Do rewards change behavior in sensitive spirited kids? Not usually, or not for long. And here’s why.

I often hear from parents, “Rewards worked for a while, and then they stopped working.” Parents are often understandably at their wit’s end when that happens. If even one of your children is dysregulated, that can contribute to a lot of chaos to your family. It can be hard to parent in those situations, as well as exhausting.

The most common situation in which rewards stop working with your sensitive, spirited child, is when you’ve been using rewards to encourage your child to stay calm, or to encourage them to control their behavior when they’ve been having intense emotional outbursts of some kind. When this is the case and your child’s behavior has an underlying component of nervous system dysregulation, rewards don’t work because your child still will not have learned to calm themselves or regulate their nervous system system. And when the nervous system is dysregulated, the rational part of their brain is mostly not accessible.

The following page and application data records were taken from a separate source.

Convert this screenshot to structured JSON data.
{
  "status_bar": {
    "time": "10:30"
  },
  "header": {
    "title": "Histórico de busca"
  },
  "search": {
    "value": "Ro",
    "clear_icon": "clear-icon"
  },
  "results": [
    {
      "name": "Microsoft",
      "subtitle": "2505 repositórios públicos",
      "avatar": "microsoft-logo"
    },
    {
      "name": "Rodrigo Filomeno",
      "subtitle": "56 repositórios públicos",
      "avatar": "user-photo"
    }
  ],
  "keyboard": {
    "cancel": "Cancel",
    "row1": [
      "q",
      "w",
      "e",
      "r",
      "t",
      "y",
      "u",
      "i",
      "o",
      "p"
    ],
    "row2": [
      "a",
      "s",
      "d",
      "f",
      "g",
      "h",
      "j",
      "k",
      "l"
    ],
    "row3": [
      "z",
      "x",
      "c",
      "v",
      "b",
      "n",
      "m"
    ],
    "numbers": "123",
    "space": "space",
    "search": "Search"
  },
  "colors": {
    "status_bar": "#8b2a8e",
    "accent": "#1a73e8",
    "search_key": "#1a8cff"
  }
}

Sometimes the rewards appear to work for a while. That’s usually because your child may have dug a little deeper and “overridden” their dysregulation, because they were excited about the reward. However, when they reach the end of their ability to do that (their capacity**), the old (unwanted) behavior will re-appear. It’s physiological and involuntary; it’s not because they’re not trying harder anymore.

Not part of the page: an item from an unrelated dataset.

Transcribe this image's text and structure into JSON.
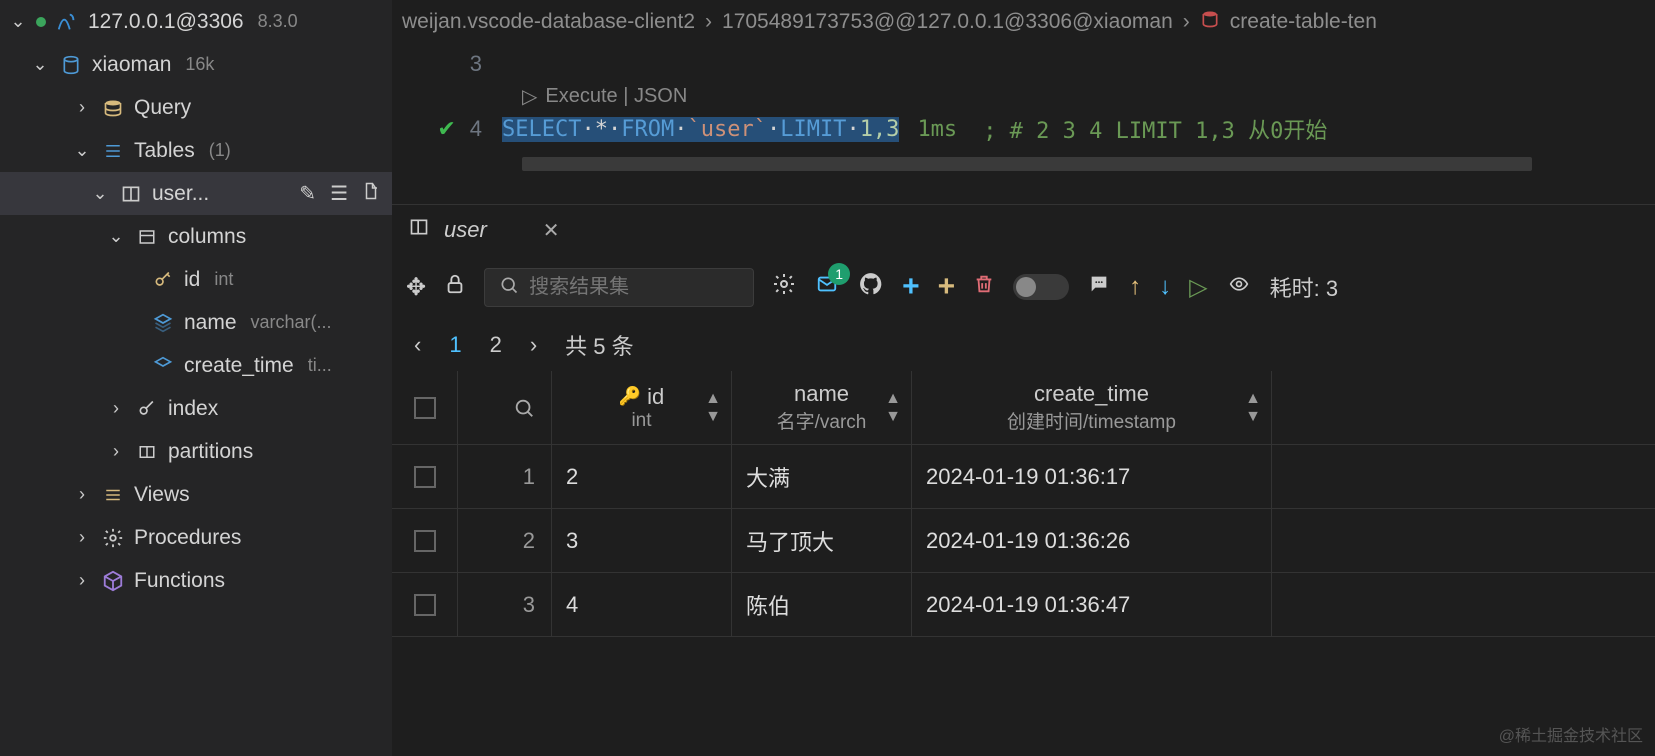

Changing the Pattern

It’s a slower, but more steady and reliable way to help your child manage their behavior by recognizing when they’re dysregulated and supporting them to regulate. When you as the parent hold steady and stay calm with your child, and help them get regulated again, they will begin to build more capacity in their nervous system. This happens over time, with much repetition.

Having said that, there may be times when you end up transitioning from using rewards to focusing more on foundational regulation, especially when your child’s behavior brings a lot of chaos to the family or threatens safety, or you’re struggling to stay regulated yourself.

Using rewards may sometimes bring temporary relief for long enough that you can start to bring in some practices that help your child (and you) regulate, but it doesn’t work for all children, especially if your child is very spirited.

It’s individual and there’s no perfect prescription or one-size-fits-all.

Lifelong benefits

Ultimately, my observation has been that the more you can focus on helping your child to regulate first, the benefits are:

  • Your child learns the valuable lifelong skill of calming and regulating themselves – which is useful in all or most future relationships and life situations,
  • Your child is learning to manage their behavior through their intrinsic motivation system rather than being externally motivated, and
  • Even though behavior changes may be slower to happen, they tend to be longlasting.

How does this land? I’m curious about your experience with rewards vs. regulation. If you’d like to share, I’d love to hear from you.

** Capacity, in nervous system regulation, can be thought of as the amount of “space” one has in their nervous system to hold emotional tension or charge when they meet up with a stressor. If you think about a balloon, you can only add so much air before it reaches the end of its capacity and pops. The nervous system is the same. It can only hold so much. But it can be “trained” to hold through co-regulation–that’s when you stay regulated and support your child to regulate with you. It’s never about telling them how to be calm.

Image Credit: Elina Fairytale, Pexels